  • The position of the node (x,y). These are given in normalised screen coordinates, so the horizontal range will be -aspect to aspect, the vertical range will be -1 to 1. Normalised coordinates ensures that if the mesh is viewed with an orthographic camera of width -aspect to aspect horizontally and -1 to 1 vertically then the mesh will fill a screen of the same aspect. In OpenGL this camera might be something like:

       glViewport(0,0,width,height);
       glOrtho(-width/(double)height,width/(double)height,-1.0,1.0,0.1,10);
    
  • The texture coordinate (u,v) of the node, each of these range of 0 to 1 and apply to the fisheye image that will applied to the mesh.

  • A multiplicative intensity value in the range of 0 to 1, this allows one to cope with brightness control for different light path lengths and densities on the dome (for example: fading the image towards the "back" of the dome). Note that a negative value of this intensity value indicated the mesh node should not be drawn, indeed the whole mesh grid quad (or triangles) should not be draw.


Note that while the (x,y) positions of the nodes here form a regular grid, they need not. Sometimes it is easier to implement the warp with a regular (x,y) grid and varying (u,v), sometimes a variable (x,y) arrangement is preferable, even though it is still topologically a grid.

There are only two parameters the user needs to specify, they are:

  • The resolution in pixels of the offscreen texture to which the fisheye is being rendered. The exact value may be modified for performance reasons, but for HD or UXGA+ projector resolutions the recommended default would be 2048 (if powers of 2 are required) or 1600 pixels (if powers of two are not required).

  • The name of the mesh warp file, optionally including the path if that is not prescribed.

Mouse selection

Mouse clicking on a warped fisheye needs some special handling. While there are a number of different ways object selection can be handled in real time APIs, it is generally the case that they require the pixel position before warping. So here it will assumed the application can already handle mouse click and object selection in fisheye space, the following will then describe how to derive the pixel position in fisheye given a pixel position in warped fisheye.

Given the convention in the above figure the procedure is as follows.

  • Let (iw,jw) be the clicked pixel position in the warped image. they respectively range from 0 to the display width and height.

  • Convert these to normalised screen coordinates xw and yw as follows
    xw = 2 * aspect * (iw / displaywidth - 1/2)
    yw = 2 * (jw / displayheight - 1/2)

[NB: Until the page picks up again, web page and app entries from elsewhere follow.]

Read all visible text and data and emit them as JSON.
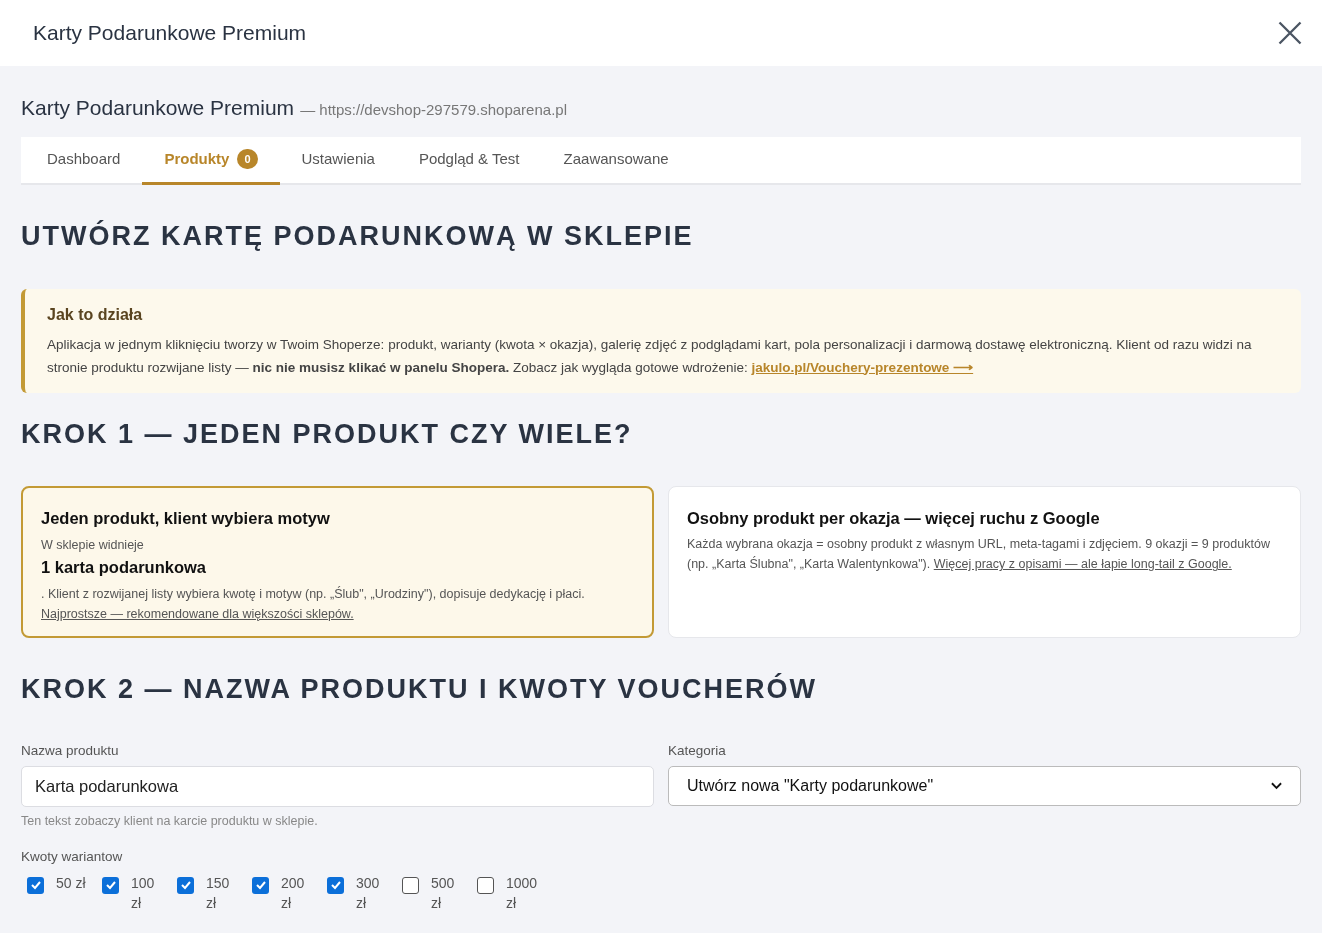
{
  "window": {
    "title": "Karty Podarunkowe Premium"
  },
  "app": {
    "name": "Karty Podarunkowe Premium",
    "url": "— https://devshop-297579.shoparena.pl"
  },
  "tabs": [
    {
      "label": "Dashboard",
      "selected": false
    },
    {
      "label": "Produkty",
      "selected": true,
      "badge": "0"
    },
    {
      "label": "Ustawienia",
      "selected": false
    },
    {
      "label": "Podgląd & Test",
      "selected": false
    },
    {
      "label": "Zaawansowane",
      "selected": false
    }
  ],
  "heading": "UTWÓRZ KARTĘ PODARUNKOWĄ W SKLEPIE",
  "info": {
    "title": "Jak to działa",
    "text": "Aplikacja w jednym kliknięciu tworzy w Twoim Shoperze: produkt, warianty (kwota × okazja), galerię zdjęć z podglądami kart, pola personalizacji i darmową dostawę elektroniczną. Klient od razu widzi na stronie produktu rozwijane listy — **nic nie musisz klikać w panelu Shopera.** Zobacz jak wygląda gotowe wdrożenie:",
    "link": "jakulo.pl/Vouchery-prezentowe ⟶"
  },
  "step1": {
    "heading": "KROK 1 — JEDEN PRODUKT CZY WIELE?",
    "options": [
      {
        "title": "Jeden produkt, klient wybiera motyw",
        "selected": true,
        "lead": "W sklepie widnieje",
        "emphasis": "1 karta podarunkowa",
        "text": ". Klient z rozwijanej listy wybiera kwotę i motyw (np. „Ślub\", „Urodziny\"), dopisuje dedykację i płaci.",
        "link": "Najprostsze — rekomendowane dla większości sklepów."
      },
      {
        "title": "Osobny produkt per okazja — więcej ruchu z Google",
        "selected": false,
        "text": "Każda wybrana okazja = osobny produkt z własnym URL, meta-tagami i zdjęciem. 9 okazji = 9 produktów (np. „Karta Ślubna\", „Karta Walentynkowa\").",
        "link": "Więcej pracy z opisami — ale łapie long-tail z Google."
      }
    ]
  },
  "step2": {
    "heading": "KROK 2 — NAZWA PRODUKTU I KWOTY VOUCHERÓW",
    "name_field": {
      "label": "Nazwa produktu",
      "value": "Karta podarunkowa",
      "hint": "Ten tekst zobaczy klient na karcie produktu w sklepie."
    },
    "category": {
      "label": "Kategoria",
      "value": "Utwórz nowa \"Karty podarunkowe\""
    },
    "amounts_label": "Kwoty wariantow",
    "amounts": [
      {
        "label": "50 zł",
        "checked": true
      },
      {
        "label": "100 zł",
        "checked": true
      },
      {
        "label": "150 zł",
        "checked": true
      },
      {
        "label": "200 zł",
        "checked": true
      },
      {
        "label": "300 zł",
        "checked": true
      },
      {
        "label": "500 zł",
        "checked": false
      },
      {
        "label": "1000 zł",
        "checked": false
      }
    ]
  }
}
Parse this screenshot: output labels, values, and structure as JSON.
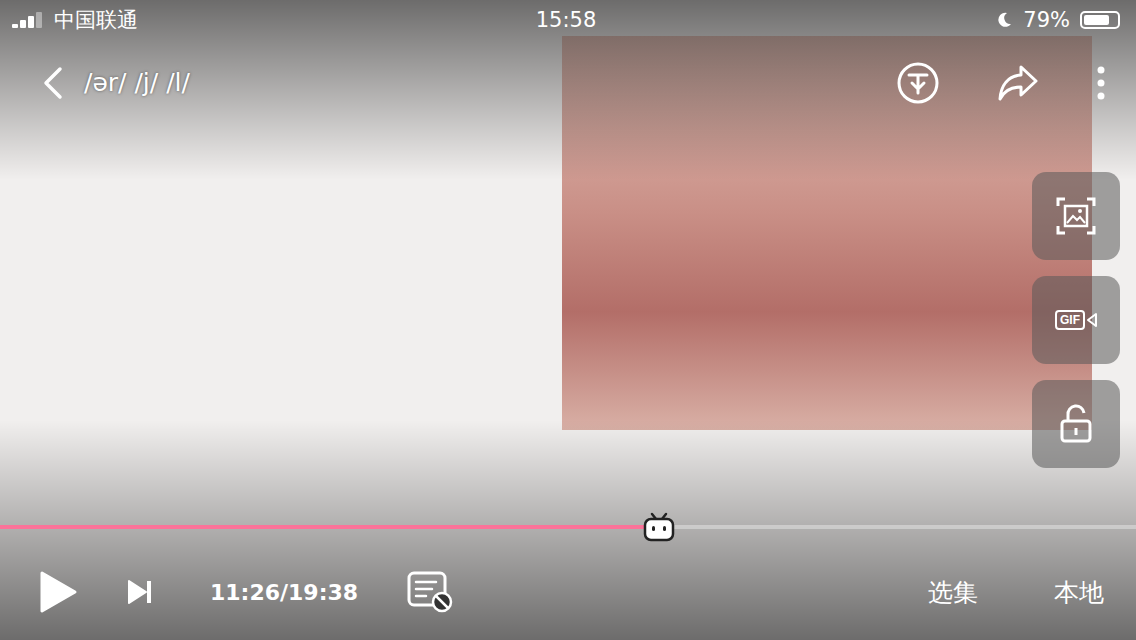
{
  "status_bar": {
    "carrier": "中国联通",
    "time": "15:58",
    "battery": "79%",
    "battery_level": 0.79,
    "do_not_disturb": true
  },
  "player": {
    "title": "/ər/ /j/ /l/",
    "paused": true,
    "progress": {
      "level": 0.58
    },
    "time": "11:26/19:38",
    "danmaku_on": false,
    "gif_label": "GIF",
    "locked": false,
    "buttons": [
      {
        "label": "选集"
      },
      {
        "label": "本地"
      }
    ]
  }
}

  • Now xw and yw are in the same coordinate system as the (x,y) coordinates of the mesh, one now needs to find the quad or the triangle of the mesh that contains the point (xw,yw).

  • Once the quad or triangle has been found the exact corresponding texture coordinate corresponding to the point (xw,yw) can be interpolated by considering the relative (x,y) position of the point in the quad or triangle, and the (u,v) texture coordinates at each vertex.

  • This texture coordinate (uf,vf) is the index into the fisheye image, it just needs to be transformed to give the image coordinate (if,jf) for the fisheye, since uf and vf both range from 0 to 1 this is simply
    if = fisheyewidth * uf
    jf = fisheyeheight * vf